« Reply #28 on: April 06, 2008, 02:49:26 PM »
Buzz's range is consistent with what I have read. Tom Lehmann, in his deep-dish dough recipe in the PMQ.com recipe bank, calls for 3-5%, but I have seen him recommend 7% when butter or Crisco is used (plus oil in the pan). He has also said that he has seen as high as 15% and 20% butter/Crisco in some dough recipes.

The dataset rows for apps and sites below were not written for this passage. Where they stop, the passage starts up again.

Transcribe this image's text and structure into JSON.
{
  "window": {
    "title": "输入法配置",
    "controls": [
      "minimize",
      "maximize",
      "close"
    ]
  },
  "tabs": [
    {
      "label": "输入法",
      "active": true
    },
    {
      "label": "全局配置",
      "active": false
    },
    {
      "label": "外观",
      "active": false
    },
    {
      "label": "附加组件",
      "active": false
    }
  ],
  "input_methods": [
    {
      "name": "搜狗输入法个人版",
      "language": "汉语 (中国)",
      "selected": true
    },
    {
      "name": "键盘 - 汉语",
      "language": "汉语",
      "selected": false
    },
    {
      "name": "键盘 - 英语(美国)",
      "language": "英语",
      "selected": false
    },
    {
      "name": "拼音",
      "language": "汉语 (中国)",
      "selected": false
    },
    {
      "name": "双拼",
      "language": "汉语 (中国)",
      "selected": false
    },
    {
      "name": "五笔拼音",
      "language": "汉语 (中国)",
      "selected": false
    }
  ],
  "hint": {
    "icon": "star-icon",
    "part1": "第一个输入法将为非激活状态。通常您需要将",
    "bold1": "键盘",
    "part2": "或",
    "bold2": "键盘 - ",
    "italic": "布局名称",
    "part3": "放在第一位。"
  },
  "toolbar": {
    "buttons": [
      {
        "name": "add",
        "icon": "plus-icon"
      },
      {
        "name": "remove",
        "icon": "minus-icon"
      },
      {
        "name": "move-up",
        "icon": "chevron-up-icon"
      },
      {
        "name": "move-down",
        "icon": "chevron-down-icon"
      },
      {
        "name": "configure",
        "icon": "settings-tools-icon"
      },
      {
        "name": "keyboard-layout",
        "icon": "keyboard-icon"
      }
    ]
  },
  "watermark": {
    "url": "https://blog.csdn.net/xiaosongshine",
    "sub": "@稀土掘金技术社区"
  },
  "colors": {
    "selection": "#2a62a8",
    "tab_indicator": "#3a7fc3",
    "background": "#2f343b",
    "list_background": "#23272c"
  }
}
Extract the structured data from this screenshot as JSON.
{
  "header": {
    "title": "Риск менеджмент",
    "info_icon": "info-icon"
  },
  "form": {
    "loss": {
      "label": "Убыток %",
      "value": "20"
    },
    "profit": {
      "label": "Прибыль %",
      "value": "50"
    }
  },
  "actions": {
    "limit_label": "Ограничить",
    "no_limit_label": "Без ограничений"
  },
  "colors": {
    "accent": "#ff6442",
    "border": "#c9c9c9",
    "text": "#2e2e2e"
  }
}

I recently saw a couple of Pat Bruno deep-dish recipes (I can hear Buzz groaning now) with 16% (in a pizzatoday.com recipe) and 10%. I estimate from an Emeril's deep-dish dough recipe I saw recently that he uses 22%. A deep-dish dough recipe I found at ivillage.com uses 24% by my estimation. DKM's deep-dish dough recipe on the recipe page of the forum calls for 19.3%. Recently, our members, including me, have been testing the outer limits of the 10-25% range mentioned by Buzz.

Peter

 These oil ranges are good to know along with the 0-14% recommended by Tim Huff as noted in Chiguys reply # 24. Very nice info for a noob to have. Thanks so much :).